Stored data entries:
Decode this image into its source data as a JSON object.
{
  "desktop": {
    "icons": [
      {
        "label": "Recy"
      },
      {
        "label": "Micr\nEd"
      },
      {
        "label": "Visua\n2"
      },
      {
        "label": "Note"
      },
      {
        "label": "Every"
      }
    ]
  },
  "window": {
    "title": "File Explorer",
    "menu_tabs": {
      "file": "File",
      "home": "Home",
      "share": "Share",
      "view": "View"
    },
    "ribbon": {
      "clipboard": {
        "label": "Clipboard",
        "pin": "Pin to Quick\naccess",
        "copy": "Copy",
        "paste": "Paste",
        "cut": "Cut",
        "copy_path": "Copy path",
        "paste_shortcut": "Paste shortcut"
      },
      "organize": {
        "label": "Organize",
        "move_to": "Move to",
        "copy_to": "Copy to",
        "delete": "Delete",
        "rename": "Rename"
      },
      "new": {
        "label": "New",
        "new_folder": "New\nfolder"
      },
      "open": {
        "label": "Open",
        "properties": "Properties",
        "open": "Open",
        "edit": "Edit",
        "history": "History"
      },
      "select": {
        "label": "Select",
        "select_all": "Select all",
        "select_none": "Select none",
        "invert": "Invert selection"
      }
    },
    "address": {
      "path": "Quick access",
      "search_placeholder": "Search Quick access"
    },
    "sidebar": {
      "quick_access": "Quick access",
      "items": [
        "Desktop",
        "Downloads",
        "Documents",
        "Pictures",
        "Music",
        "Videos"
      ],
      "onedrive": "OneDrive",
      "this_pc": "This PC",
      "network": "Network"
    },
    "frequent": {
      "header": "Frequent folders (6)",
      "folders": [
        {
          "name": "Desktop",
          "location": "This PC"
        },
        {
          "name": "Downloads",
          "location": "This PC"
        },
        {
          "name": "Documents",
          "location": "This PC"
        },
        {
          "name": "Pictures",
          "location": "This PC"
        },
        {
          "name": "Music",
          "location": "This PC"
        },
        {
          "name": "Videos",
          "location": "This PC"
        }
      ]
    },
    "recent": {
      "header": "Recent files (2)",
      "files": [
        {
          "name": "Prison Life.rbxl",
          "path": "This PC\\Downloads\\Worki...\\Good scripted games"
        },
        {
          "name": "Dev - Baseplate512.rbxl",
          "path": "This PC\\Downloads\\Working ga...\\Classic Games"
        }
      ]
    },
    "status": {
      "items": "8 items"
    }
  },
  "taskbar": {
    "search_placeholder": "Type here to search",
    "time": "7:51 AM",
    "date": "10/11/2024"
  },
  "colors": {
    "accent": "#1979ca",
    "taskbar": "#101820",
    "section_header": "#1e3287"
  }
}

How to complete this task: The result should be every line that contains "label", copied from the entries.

Answer space:
        "label": "Recy"
        "label": "Micr\nEd"
        "label": "Visua\n2"
        "label": "Note"
        "label": "Every"
        "label": "Clipboard",
        "label": "Organize",
        "label": "New",
        "label": "Open",
        "label": "Select",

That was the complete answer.